In a last ditch effort to meet the congressional deadline, the Army extracted precursor chemicals from its 1950s-era chemical stockpile. But in January 1990, stocks of thionyl chloride, a precursor of sarin, ran out, and the Army approached two American chemical manufacturers including, a subsidiary of a West German firm, to produce 160,000 pounds of the chemical.
It is incongruous that a firm whose parent company was based in West Germany, was approached by the US Army, because between 1987 and 1989, the United States criticized the West German chemical industry for assisting in the establishment of a CW plant at Rabta, Libya.
Both companies refused the contract.
Left without the supply of thionyl chloride necessary to meet the production deadline, five weeks later the Bush administration ‘offered’ to halt binary production during chemical disarmament negotiations with the Soviet Union.
The Soviets were won over by Bush’s apparent ‘compromise’; nevertheless, Bush’s concession was in fact a necessity. The Army was forced to stop production of chemical weapons, rather than wanted to.
On June 3, 1990, less than three weeks after the US ‘offer’ to halt production, George Bush and Mikhail Gorbachev completed negotiating the bilateral chemical disarmament treaty.
Dr Karen Winzoski’s conclusion is that the US chemical industry’s refusal to produce necessary precursor chemicals, left the Bush administration with no other option than to fully commit to chemical disarmament.
Dr Winzoski argues there was the tarnished public image and legally costly involvement in the Vietnam war, which the business was still recovering from. Also the chemical industry had grown exponentially, going from a $27.7 billion trade in 1960 to a $295 billion industry in 1989. The most recent offer from the Government ($124.5 million) for the binary modernization project, given much would have been allocated to Department of Defense operated facilities, maybe was just not lucrative enough to sugar the pill.

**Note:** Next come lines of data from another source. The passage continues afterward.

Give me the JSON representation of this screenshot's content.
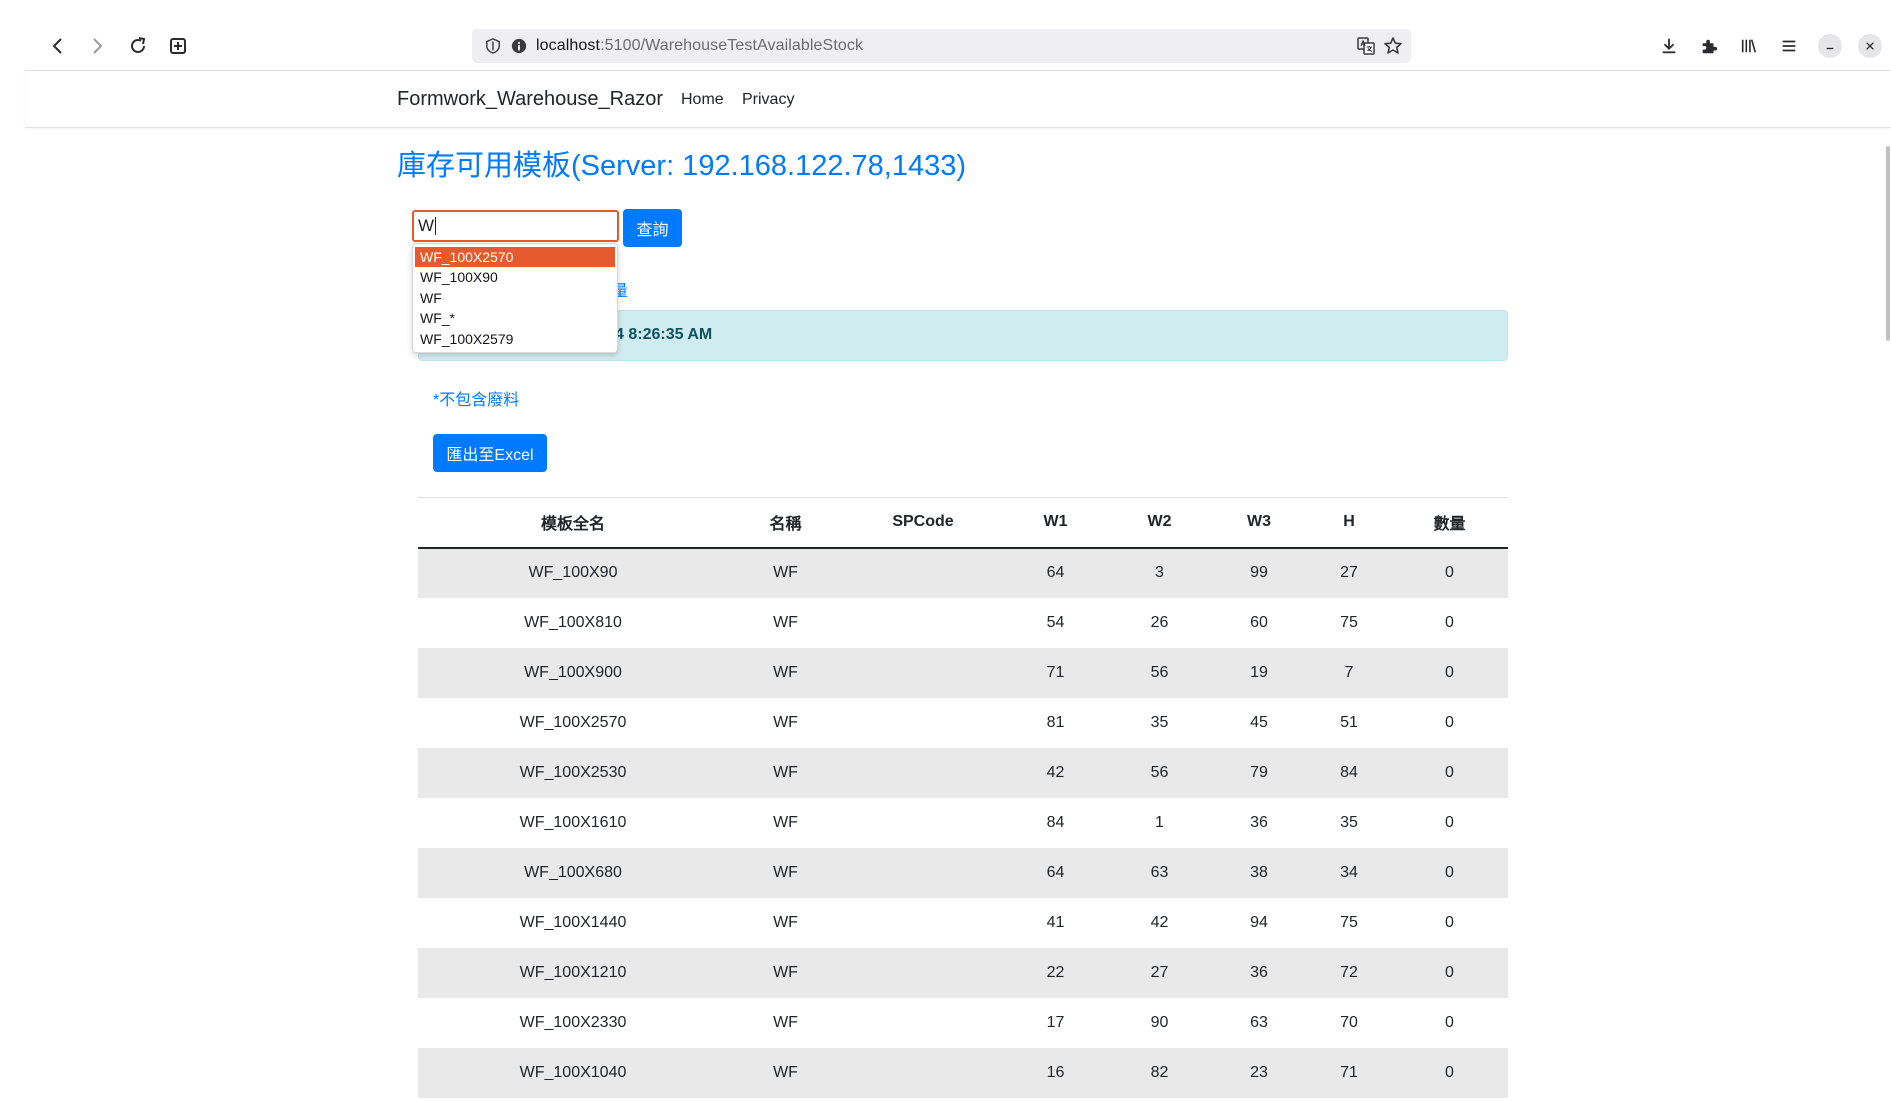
{
  "browser": {
    "url_host": "localhost",
    "url_path": ":5100/WarehouseTestAvailableStock"
  },
  "nav": {
    "brand": "Formwork_Warehouse_Razor",
    "links": [
      "Home",
      "Privacy"
    ]
  },
  "page": {
    "title": "庫存可用模板(Server: 192.168.122.78,1433)",
    "search_value": "W",
    "query_button": "查詢",
    "link_partial": "量",
    "alert_partial": "4 8:26:35 AM",
    "note": "*不包含廢料",
    "export_button": "匯出至Excel"
  },
  "autocomplete": {
    "items": [
      "WF_100X2570",
      "WF_100X90",
      "WF",
      "WF_*",
      "WF_100X2579"
    ],
    "active_index": 0
  },
  "table": {
    "headers": [
      "模板全名",
      "名稱",
      "SPCode",
      "W1",
      "W2",
      "W3",
      "H",
      "數量"
    ],
    "rows": [
      [
        "WF_100X90",
        "WF",
        "",
        "64",
        "3",
        "99",
        "27",
        "0"
      ],
      [
        "WF_100X810",
        "WF",
        "",
        "54",
        "26",
        "60",
        "75",
        "0"
      ],
      [
        "WF_100X900",
        "WF",
        "",
        "71",
        "56",
        "19",
        "7",
        "0"
      ],
      [
        "WF_100X2570",
        "WF",
        "",
        "81",
        "35",
        "45",
        "51",
        "0"
      ],
      [
        "WF_100X2530",
        "WF",
        "",
        "42",
        "56",
        "79",
        "84",
        "0"
      ],
      [
        "WF_100X1610",
        "WF",
        "",
        "84",
        "1",
        "36",
        "35",
        "0"
      ],
      [
        "WF_100X680",
        "WF",
        "",
        "64",
        "63",
        "38",
        "34",
        "0"
      ],
      [
        "WF_100X1440",
        "WF",
        "",
        "41",
        "42",
        "94",
        "75",
        "0"
      ],
      [
        "WF_100X1210",
        "WF",
        "",
        "22",
        "27",
        "36",
        "72",
        "0"
      ],
      [
        "WF_100X2330",
        "WF",
        "",
        "17",
        "90",
        "63",
        "70",
        "0"
      ],
      [
        "WF_100X1040",
        "WF",
        "",
        "16",
        "82",
        "23",
        "71",
        "0"
      ]
    ]
  },
  "colors": {
    "primary": "#007bff",
    "autocomplete_highlight": "#e55b2d",
    "alert_bg": "#d1ecf1",
    "alert_text": "#0c5460",
    "stripe": "#e9e9ea"
  },
  "icons": [
    "back-arrow-icon",
    "forward-arrow-icon",
    "reload-icon",
    "new-tab-icon",
    "shield-icon",
    "info-icon",
    "translate-icon",
    "star-icon",
    "download-icon",
    "extensions-icon",
    "library-icon",
    "menu-icon",
    "minimize-icon",
    "close-icon"
  ]
}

The business was also influenced by public opposition, as Karen Winzoski illustrates with an example; the editor of ‘Chemtech’ journal recounted incidents occurring in the late 1960s which really impacted – students on one campus had made the Dow recruiter feel most unwelcome, because the company was making napalm.
Dr Karen Winzoski’s analysis reveals the truth behind US posturing on chemical weapons. They appear to be taking the moral high ground. Yet the US Army which had been pushing for chemical weapons all along, had really been left high and dry, deserted by their own chemical industry.
The US public’s negative attitude to such weapons now made the chemical industry so nervous, they turned away from lucrative contracts. But the US Army continued pursuing stockpiles.
Dr Winzoski maintains that the Pentagon did not invoke the Defence Production Act to force the chemical industry into making chemical weapon precursors, because it realized that the chemical industry would use such a legal battle to make sure that Americans realized that it was the Army, not the chemical industry, that was responsible for chemical weapon production.
Ironically, it’s the US chemical industry, and its fear of public reaction, which has proved the bulwark against the US Army’s desire to develop and stockpile this arsenal.
We need to clear the smoke screen which surrounds chemical weapons, wherever they are.